Left to our natural inclinations, out of our arrogance and pride, we wield our self-will and refuse to receive what is being freely offered. We would sooner become "judges with evil thoughts". (James 2:4) In making distinctions and rationalizations, we falsely and unwisely judge one another by causing divisions, joining factions, gossiping, divorcing, slandering, alienating, rejecting, lying, pretending to know hearts/motives, deceiving, or maligning. The Apostle Paul's "vice lists" are cheat sheets for human judgments upon other humans and upon Godself. "Sin" in Scripture is our belligerent and rebellious refusal to humble ourselves, to cease our self-justifying destructive behavior, in order to worship God and love others as our Creator loves us. As self-elected &/or human-acclaimed "gods", we arrogantly demand others to obey us "or else". We will not humbly join Jesus in loving and obeying God the Father by loving, serving and honoring his ongoing presence and work among fellow humans, however broken and flawed. Some of us may even dare to misrepresent "God", mouthing "god" while acting selfishly to impose our wills, lording it over others.
For those who, by grace and the Holy Spirit, choose to die to those ways to follow Christ, our defense is to stand "in Christ", to take refuge in God. "Every visitor must be received as Christ himself." We don't attack with the weapons which our natural inclinations would wield. Instead, we speak truthfully, and discern wisely; we love them according to Jesus' love for us. We don't approve sinful behavior, attitudes or choices perpetuating human injustice and estrangement; rather, we must love others because God enables us to love them. In so denying our human selves, by grace given and empowered by the Holy Spirit, we continue drawing closer to God. He is our refuge & our Creator who knows us better than we know ourselves (& better than any human!). God's Son reveals our God-given image, and by receiving Jesus and entrusting ourselves to live and be led by God's power revealed in Christ, we are adopted children of the Father.
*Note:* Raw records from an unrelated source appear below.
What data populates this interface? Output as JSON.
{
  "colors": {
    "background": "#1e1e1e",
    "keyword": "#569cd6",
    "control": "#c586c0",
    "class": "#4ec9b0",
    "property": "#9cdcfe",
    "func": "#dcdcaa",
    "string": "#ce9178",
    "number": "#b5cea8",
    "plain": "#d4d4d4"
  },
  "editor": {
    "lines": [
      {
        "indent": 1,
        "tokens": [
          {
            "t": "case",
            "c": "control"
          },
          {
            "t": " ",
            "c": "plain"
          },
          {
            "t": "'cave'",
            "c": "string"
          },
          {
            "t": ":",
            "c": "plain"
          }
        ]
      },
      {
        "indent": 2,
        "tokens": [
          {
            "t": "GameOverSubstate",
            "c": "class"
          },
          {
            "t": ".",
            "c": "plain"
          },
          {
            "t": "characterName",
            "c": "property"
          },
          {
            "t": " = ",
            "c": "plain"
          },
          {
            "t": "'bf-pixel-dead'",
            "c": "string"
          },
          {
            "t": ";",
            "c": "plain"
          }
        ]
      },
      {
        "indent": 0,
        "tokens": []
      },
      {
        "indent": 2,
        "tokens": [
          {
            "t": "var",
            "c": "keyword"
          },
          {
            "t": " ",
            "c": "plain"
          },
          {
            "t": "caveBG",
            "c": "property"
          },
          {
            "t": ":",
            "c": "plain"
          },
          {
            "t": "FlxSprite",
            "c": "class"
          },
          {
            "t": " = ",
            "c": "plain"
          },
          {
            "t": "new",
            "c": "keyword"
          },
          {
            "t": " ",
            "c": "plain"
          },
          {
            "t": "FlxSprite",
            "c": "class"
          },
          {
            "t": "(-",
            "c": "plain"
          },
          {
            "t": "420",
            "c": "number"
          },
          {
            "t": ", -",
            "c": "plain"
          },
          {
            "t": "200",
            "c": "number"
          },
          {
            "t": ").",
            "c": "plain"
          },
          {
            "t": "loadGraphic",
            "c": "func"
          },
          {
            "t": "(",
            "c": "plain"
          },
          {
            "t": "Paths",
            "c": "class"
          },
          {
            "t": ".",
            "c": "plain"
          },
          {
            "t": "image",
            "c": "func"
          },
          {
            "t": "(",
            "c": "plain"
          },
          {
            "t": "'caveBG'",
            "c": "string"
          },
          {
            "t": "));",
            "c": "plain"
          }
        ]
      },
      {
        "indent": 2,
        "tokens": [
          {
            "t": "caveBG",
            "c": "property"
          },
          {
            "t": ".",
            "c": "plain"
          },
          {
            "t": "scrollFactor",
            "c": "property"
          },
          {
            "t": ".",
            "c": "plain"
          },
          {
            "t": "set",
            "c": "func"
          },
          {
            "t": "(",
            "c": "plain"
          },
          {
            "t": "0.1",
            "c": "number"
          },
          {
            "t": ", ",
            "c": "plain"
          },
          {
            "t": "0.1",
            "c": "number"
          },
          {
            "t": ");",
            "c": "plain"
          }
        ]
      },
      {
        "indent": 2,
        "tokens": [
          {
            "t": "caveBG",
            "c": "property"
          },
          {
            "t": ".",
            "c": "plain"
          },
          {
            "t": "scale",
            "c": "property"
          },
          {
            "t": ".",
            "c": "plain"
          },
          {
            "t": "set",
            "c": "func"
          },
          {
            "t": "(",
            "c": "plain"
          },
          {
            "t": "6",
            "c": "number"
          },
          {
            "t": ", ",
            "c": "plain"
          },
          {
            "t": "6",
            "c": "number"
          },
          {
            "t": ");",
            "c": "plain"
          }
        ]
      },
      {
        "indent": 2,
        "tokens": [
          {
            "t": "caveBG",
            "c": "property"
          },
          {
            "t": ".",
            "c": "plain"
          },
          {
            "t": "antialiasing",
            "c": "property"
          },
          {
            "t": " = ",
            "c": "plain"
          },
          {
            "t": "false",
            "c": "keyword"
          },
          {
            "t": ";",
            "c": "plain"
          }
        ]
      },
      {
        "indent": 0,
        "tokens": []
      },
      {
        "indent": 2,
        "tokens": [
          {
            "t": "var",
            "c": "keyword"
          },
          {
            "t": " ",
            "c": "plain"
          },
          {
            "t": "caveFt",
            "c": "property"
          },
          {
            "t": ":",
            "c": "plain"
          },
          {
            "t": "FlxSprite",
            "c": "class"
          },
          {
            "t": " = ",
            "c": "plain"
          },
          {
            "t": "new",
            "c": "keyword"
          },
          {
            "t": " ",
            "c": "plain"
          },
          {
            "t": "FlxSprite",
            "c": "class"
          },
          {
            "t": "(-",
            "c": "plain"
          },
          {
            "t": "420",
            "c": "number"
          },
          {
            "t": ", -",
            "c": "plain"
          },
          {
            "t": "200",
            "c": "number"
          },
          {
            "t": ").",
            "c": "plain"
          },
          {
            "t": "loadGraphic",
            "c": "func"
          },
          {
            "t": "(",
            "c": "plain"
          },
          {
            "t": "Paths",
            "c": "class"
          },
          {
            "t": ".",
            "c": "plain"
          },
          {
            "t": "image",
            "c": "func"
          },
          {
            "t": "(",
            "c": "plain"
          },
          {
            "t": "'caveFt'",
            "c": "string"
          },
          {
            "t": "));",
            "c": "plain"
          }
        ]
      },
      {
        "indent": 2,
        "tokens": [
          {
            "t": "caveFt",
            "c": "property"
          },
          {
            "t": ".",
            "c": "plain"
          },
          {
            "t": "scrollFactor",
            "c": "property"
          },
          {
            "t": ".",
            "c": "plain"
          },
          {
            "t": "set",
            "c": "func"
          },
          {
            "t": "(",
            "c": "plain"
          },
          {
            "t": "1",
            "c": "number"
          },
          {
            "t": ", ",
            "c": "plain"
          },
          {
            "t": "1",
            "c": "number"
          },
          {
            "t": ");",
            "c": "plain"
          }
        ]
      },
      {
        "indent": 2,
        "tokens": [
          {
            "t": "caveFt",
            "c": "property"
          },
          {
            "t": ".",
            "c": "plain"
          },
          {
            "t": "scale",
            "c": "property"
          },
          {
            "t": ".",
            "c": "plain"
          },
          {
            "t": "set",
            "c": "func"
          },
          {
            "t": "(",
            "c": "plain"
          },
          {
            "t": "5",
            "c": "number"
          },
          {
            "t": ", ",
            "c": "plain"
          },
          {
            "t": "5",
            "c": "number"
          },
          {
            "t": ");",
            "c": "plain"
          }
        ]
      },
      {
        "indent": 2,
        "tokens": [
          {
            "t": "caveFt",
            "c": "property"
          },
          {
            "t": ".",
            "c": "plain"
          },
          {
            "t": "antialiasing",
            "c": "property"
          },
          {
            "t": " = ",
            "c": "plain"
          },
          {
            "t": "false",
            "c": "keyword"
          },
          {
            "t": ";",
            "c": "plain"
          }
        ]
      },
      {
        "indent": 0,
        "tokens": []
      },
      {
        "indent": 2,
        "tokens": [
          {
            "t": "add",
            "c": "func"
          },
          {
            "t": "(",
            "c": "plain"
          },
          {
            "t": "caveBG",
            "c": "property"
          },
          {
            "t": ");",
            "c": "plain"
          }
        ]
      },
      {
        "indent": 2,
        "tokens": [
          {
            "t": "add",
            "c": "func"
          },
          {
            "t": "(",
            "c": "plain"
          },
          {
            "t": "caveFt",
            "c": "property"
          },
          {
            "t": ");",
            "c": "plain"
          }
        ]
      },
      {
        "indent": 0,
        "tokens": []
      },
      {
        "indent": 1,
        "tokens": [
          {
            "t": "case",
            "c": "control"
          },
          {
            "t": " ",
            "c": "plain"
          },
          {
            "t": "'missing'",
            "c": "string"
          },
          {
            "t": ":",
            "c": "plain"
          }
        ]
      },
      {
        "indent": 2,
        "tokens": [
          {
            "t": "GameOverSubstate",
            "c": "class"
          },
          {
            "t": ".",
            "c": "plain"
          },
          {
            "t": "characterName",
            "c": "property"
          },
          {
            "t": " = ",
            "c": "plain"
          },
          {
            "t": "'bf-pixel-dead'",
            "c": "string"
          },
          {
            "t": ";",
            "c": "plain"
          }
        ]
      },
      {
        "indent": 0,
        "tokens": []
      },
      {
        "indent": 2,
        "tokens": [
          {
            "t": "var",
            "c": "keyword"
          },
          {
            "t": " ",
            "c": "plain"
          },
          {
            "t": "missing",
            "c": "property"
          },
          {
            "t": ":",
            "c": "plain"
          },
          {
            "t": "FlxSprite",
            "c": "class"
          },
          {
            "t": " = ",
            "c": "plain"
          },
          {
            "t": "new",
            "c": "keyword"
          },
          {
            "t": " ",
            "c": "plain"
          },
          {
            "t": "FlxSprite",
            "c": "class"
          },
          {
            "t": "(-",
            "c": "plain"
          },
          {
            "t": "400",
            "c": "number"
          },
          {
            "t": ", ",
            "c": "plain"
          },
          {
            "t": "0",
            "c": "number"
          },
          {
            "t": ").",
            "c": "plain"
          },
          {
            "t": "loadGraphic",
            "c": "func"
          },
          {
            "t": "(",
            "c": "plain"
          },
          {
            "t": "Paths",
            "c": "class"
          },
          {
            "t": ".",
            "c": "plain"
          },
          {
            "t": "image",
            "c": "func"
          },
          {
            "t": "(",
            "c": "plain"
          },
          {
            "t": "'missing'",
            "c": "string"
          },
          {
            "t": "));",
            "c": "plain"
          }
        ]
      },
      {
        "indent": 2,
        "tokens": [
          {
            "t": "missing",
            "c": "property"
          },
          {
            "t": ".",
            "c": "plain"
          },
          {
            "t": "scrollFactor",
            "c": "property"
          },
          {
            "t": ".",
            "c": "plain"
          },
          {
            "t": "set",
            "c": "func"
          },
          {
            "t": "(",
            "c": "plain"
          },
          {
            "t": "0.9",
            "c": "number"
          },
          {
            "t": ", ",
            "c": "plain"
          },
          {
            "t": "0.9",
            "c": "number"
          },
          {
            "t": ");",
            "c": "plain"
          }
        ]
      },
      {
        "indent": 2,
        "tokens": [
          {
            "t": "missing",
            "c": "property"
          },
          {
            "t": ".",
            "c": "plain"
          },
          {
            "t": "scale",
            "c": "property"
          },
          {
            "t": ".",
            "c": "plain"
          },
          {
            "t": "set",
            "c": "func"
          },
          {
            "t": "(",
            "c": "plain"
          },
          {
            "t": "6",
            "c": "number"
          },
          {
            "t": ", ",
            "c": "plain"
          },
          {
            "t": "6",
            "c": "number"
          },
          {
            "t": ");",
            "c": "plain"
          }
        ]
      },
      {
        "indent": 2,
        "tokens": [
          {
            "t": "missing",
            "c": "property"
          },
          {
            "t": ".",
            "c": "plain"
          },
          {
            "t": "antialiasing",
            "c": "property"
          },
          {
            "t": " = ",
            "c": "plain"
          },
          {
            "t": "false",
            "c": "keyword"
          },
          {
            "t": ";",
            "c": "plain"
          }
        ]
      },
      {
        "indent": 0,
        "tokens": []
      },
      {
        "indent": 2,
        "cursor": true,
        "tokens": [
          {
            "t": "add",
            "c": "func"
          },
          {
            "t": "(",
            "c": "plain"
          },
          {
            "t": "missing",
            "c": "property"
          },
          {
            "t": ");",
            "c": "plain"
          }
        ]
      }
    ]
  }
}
God's sent Spirit offers the very strength we need to live humbly, peacefully and righteously in our community. We are empowered to do justly, love mercy, and walk in true life. We choose to believe what God tells us about ourselves, in the Word and by the Holy Spirit. We wisely differentiate between God's truth and human lies. We are assured that although God's truth may hurt, we will be changed in ways that glorify God and make us truly human, "good" via death and resurrection into new creation. We confess and renounce open and hidden sins, and turn our lives toward God's paths. As Dale put it, God's work is always the "Change that believes in me". As we draw closer to God, the One who always steadfastly loves us, we also draw closer to others who join us in seeking to truly image Christ – the community where God reigns.
Thank you, Father, for your gift of loving and justice-doing friends and family-in-Christ. Thank you, too, for your gift of our dog, Lanzo, who always welcomed us joyfully and better than most of us dare to welcome one another.